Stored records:
+++

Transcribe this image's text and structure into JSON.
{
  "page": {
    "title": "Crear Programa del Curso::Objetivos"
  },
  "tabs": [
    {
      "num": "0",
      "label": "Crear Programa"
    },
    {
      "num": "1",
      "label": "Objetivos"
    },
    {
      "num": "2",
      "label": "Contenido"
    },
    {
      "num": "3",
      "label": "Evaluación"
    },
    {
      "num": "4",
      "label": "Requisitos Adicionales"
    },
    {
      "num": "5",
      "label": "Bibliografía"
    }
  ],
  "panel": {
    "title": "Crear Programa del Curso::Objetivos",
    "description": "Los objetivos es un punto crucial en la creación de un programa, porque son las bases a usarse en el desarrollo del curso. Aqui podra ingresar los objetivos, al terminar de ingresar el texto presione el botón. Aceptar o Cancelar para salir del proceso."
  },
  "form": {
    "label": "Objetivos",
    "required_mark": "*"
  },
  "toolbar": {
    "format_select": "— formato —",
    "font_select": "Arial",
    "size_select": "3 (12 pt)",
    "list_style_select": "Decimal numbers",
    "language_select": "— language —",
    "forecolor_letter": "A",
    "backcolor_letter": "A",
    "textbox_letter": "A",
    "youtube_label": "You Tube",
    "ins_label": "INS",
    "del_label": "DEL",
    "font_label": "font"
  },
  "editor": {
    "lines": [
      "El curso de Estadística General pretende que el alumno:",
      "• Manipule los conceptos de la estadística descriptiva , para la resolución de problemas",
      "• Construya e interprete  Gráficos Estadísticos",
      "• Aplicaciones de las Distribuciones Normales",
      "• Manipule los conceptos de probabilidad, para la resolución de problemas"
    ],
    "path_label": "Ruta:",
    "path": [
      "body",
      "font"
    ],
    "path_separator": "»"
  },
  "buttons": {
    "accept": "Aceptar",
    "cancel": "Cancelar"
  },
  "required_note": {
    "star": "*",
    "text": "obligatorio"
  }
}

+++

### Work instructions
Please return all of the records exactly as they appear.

### Task response
Transcribe this image's text and structure into JSON.
{
  "page": {
    "title": "Crear Programa del Curso::Objetivos"
  },
  "tabs": [
    {
      "num": "0",
      "label": "Crear Programa"
    },
    {
      "num": "1",
      "label": "Objetivos"
    },
    {
      "num": "2",
      "label": "Contenido"
    },
    {
      "num": "3",
      "label": "Evaluación"
    },
    {
      "num": "4",
      "label": "Requisitos Adicionales"
    },
    {
      "num": "5",
      "label": "Bibliografía"
    }
  ],
  "panel": {
    "title": "Crear Programa del Curso::Objetivos",
    "description": "Los objetivos es un punto crucial en la creación de un programa, porque son las bases a usarse en el desarrollo del curso. Aqui podra ingresar los objetivos, al terminar de ingresar el texto presione el botón. Aceptar o Cancelar para salir del proceso."
  },
  "form": {
    "label": "Objetivos",
    "required_mark": "*"
  },
  "toolbar": {
    "format_select": "— formato —",
    "font_select": "Arial",
    "size_select": "3 (12 pt)",
    "list_style_select": "Decimal numbers",
    "language_select": "— language —",
    "forecolor_letter": "A",
    "backcolor_letter": "A",
    "textbox_letter": "A",
    "youtube_label": "You Tube",
    "ins_label": "INS",
    "del_label": "DEL",
    "font_label": "font"
  },
  "editor": {
    "lines": [
      "El curso de Estadística General pretende que el alumno:",
      "• Manipule los conceptos de la estadística descriptiva , para la resolución de problemas",
      "• Construya e interprete  Gráficos Estadísticos",
      "• Aplicaciones de las Distribuciones Normales",
      "• Manipule los conceptos de probabilidad, para la resolución de problemas"
    ],
    "path_label": "Ruta:",
    "path": [
      "body",
      "font"
    ],
    "path_separator": "»"
  },
  "buttons": {
    "accept": "Aceptar",
    "cancel": "Cancelar"
  },
  "required_note": {
    "star": "*",
    "text": "obligatorio"
  }
}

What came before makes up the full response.